***** Respond in a paragraph following the established guidelines. The answer must be of a substantial nature and with quotes present in the textbook. Agree or disagree is not appropriate.
***** Only use this book and specific pages. Represent the quotes (author, year, and page) when reflecting the content in your paragraph with concepts fundament or content about Dr. Fernald of the book.
Source of reference: ONLY textbook:
Vaughn, S., & Bos, C. S. (2012). Strategies for teaching students with learning and behavior problems. Upper Saddle River, NJ: Pearson. Chapter 5
What is the teacher’s role in addressing the needs of the entire family?
Teacher attitudes and beliefs about families and family involvement directly relate to their family involvement practices. When teachers hold parents in high regard and view them as a child’s first teacher, they are more likely to invite parents to become active participants in their children’s education (Epstein & Dauber, 1991). Teachers who are familiar with strategies to involve families and are positive about the benefits of such involvement are more likely to encourage parent participation in children’s learning.
Gathering information directly from parents may lead to pragmatic and accurate understanding of families, such as where to reach families, who to contact, what issues the families are facing, and what potential barriers exist to their involvement. Specifically, when teachers believe that family information helps them better teach children, and that staying apprised of this information is part of one’s job, teachers may have greater receptiv ity to families and initiative in seeking out information. Nearly all of the teachers interviewed for this analysis believed that collecting family information is part of their job and this motivated them to work hard for it. They also believed that understanding families helped them to strengthen their relationships with families and children and connect students and their families to other forms of support, such as counseling groups for students and support groups for parents.
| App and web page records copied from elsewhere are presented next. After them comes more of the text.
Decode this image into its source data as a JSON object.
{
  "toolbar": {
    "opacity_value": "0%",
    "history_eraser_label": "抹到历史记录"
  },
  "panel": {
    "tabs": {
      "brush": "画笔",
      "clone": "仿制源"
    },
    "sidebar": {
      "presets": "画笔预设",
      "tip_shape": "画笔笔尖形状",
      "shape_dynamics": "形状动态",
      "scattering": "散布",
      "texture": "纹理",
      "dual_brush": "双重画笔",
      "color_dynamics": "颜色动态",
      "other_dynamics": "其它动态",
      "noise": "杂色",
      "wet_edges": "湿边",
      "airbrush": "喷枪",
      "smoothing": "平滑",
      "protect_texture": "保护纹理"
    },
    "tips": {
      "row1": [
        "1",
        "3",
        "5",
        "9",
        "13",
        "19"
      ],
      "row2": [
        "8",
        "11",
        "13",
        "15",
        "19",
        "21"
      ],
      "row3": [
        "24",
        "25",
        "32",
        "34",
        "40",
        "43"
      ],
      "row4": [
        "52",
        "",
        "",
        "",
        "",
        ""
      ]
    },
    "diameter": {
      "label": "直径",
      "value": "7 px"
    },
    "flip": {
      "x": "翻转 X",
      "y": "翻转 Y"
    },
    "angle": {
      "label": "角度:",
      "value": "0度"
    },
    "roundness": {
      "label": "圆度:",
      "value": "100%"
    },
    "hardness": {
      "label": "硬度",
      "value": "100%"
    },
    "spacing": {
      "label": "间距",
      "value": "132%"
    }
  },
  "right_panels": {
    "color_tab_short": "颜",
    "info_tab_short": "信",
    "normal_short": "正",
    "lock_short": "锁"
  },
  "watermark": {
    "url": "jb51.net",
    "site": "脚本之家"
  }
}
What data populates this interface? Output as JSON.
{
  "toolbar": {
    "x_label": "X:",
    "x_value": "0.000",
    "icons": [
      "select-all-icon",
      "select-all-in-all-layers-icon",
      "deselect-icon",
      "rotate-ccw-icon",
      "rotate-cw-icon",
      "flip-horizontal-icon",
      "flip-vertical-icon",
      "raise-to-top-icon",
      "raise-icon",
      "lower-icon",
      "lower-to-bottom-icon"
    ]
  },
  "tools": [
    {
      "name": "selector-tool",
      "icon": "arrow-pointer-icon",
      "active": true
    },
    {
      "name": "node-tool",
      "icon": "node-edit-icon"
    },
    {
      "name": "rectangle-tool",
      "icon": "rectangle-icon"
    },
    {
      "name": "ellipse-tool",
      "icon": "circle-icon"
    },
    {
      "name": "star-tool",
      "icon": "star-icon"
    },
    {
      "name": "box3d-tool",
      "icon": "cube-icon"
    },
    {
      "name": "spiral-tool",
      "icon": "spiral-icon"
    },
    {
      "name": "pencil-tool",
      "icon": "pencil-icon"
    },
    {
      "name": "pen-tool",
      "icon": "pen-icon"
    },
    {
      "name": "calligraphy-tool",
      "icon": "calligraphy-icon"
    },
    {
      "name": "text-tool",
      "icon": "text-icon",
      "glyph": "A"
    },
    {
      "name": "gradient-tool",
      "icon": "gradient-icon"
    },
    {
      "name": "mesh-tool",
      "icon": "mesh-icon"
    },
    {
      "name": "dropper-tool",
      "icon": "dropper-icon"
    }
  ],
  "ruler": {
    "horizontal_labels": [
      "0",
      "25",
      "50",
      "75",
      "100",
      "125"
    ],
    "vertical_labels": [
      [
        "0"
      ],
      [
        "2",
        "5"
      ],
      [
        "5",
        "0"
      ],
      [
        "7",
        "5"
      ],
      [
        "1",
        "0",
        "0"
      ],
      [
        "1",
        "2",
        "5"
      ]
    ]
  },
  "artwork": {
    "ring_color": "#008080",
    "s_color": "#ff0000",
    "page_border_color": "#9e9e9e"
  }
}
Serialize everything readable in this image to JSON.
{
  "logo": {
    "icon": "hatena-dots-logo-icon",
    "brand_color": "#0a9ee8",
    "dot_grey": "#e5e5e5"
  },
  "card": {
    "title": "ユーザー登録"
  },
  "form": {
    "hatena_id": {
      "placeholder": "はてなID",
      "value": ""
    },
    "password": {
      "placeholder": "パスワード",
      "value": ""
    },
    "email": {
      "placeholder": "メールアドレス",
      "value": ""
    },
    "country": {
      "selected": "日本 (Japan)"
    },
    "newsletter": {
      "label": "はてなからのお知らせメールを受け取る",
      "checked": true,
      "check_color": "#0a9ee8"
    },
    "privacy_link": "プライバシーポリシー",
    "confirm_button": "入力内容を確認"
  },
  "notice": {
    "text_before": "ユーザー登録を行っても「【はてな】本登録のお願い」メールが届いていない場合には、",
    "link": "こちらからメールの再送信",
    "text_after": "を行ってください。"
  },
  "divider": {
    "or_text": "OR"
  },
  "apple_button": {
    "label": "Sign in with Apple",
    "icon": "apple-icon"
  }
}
Effective, consistent and proactive teacher-parent communication is a relatively new phenomenon in our schools. In previous generations, the watchword was “no news is good news” and parents heard from teachers only when there was a crisis or when the child was struggling powerfully. School / home connections were made up of artificial Parent Nights routines and regular ten-minute sit-downs with the child’s elementary teacher. As soon as the child reached high school, there was virtually no communication between the home and the classroom. All parties (parents, teachers and students) felt that a high school student’s program and progress was simply not part of the parent’s business.